◆ **Dataset extract**
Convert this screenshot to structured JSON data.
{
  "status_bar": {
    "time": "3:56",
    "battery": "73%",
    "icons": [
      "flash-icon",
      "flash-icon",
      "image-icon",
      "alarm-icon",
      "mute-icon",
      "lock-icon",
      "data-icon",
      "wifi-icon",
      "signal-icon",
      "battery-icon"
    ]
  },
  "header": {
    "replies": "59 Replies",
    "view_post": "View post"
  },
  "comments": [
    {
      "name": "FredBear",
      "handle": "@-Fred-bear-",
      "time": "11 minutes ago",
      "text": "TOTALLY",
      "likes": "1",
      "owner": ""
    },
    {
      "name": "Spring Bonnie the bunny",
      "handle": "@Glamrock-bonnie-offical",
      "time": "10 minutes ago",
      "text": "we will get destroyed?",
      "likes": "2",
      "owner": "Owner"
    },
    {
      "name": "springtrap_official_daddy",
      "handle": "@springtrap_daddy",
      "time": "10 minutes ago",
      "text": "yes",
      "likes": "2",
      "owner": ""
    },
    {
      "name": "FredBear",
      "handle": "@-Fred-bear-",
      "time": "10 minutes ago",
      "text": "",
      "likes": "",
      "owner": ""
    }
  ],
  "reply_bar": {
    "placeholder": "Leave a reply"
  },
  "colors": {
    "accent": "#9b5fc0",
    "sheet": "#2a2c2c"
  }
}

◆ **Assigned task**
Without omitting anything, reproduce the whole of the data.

◆ **Answer space**
Convert this screenshot to structured JSON data.
{
  "status_bar": {
    "time": "3:56",
    "battery": "73%",
    "icons": [
      "flash-icon",
      "flash-icon",
      "image-icon",
      "alarm-icon",
      "mute-icon",
      "lock-icon",
      "data-icon",
      "wifi-icon",
      "signal-icon",
      "battery-icon"
    ]
  },
  "header": {
    "replies": "59 Replies",
    "view_post": "View post"
  },
  "comments": [
    {
      "name": "FredBear",
      "handle": "@-Fred-bear-",
      "time": "11 minutes ago",
      "text": "TOTALLY",
      "likes": "1",
      "owner": ""
    },
    {
      "name": "Spring Bonnie the bunny",
      "handle": "@Glamrock-bonnie-offical",
      "time": "10 minutes ago",
      "text": "we will get destroyed?",
      "likes": "2",
      "owner": "Owner"
    },
    {
      "name": "springtrap_official_daddy",
      "handle": "@springtrap_daddy",
      "time": "10 minutes ago",
      "text": "yes",
      "likes": "2",
      "owner": ""
    },
    {
      "name": "FredBear",
      "handle": "@-Fred-bear-",
      "time": "10 minutes ago",
      "text": "",
      "likes": "",
      "owner": ""
    }
  ],
  "reply_bar": {
    "placeholder": "Leave a reply"
  },
  "colors": {
    "accent": "#9b5fc0",
    "sheet": "#2a2c2c"
  }
}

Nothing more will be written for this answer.